DATASET: Begin
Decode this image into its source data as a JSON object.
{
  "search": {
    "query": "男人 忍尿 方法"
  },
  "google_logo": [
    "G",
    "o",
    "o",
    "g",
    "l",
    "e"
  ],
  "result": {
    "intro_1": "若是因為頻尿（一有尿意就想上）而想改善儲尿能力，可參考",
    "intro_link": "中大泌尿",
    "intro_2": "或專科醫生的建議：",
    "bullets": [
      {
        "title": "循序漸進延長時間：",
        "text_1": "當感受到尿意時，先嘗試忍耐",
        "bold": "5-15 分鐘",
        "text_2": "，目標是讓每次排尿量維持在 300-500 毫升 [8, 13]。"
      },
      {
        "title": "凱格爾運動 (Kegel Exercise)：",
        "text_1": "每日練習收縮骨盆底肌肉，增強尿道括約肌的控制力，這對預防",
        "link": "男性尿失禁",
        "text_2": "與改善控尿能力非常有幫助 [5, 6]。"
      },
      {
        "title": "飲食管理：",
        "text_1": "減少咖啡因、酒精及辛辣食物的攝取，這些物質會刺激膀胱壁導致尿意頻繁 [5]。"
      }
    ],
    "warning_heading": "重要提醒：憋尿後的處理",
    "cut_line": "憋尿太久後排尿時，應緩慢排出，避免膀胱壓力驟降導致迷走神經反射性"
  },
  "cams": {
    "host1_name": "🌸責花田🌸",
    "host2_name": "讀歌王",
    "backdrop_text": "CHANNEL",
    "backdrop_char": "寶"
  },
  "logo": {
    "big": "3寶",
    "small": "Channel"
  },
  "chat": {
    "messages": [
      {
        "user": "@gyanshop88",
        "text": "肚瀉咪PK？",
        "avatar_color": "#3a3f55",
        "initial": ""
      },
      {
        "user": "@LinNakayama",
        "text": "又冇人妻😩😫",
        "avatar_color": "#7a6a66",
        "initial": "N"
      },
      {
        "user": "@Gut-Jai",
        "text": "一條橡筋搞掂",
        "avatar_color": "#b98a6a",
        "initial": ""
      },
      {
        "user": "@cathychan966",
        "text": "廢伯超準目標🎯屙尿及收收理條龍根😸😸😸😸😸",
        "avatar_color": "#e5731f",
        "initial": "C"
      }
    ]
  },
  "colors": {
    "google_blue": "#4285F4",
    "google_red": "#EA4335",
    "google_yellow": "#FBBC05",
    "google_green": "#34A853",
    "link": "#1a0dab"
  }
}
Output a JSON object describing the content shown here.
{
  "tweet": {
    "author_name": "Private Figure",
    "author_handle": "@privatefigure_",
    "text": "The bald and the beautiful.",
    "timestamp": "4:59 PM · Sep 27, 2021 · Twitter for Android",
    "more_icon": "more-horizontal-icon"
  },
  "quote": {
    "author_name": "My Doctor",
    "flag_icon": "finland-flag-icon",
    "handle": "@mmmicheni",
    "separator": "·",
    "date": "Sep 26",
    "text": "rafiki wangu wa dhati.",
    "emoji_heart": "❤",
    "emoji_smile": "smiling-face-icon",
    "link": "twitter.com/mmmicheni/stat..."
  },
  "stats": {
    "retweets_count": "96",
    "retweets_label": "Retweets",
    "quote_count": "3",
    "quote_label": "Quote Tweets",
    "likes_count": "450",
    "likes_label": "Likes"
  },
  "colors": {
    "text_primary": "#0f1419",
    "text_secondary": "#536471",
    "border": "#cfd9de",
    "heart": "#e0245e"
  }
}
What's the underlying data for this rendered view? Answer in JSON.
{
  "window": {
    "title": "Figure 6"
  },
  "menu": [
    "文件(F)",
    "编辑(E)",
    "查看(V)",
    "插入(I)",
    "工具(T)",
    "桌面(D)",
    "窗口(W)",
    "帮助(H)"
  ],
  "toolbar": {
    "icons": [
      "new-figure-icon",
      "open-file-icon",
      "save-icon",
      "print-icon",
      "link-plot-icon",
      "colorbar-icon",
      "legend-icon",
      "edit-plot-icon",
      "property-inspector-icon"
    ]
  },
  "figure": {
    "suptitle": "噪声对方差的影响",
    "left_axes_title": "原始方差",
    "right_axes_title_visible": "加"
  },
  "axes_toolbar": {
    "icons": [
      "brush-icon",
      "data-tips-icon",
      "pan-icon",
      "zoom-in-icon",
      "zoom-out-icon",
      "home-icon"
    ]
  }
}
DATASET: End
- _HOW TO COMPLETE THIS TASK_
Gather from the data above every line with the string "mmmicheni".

- _RESPONSE_
    "handle": "@mmmicheni",
    "link": "twitter.com/mmmicheni/stat..."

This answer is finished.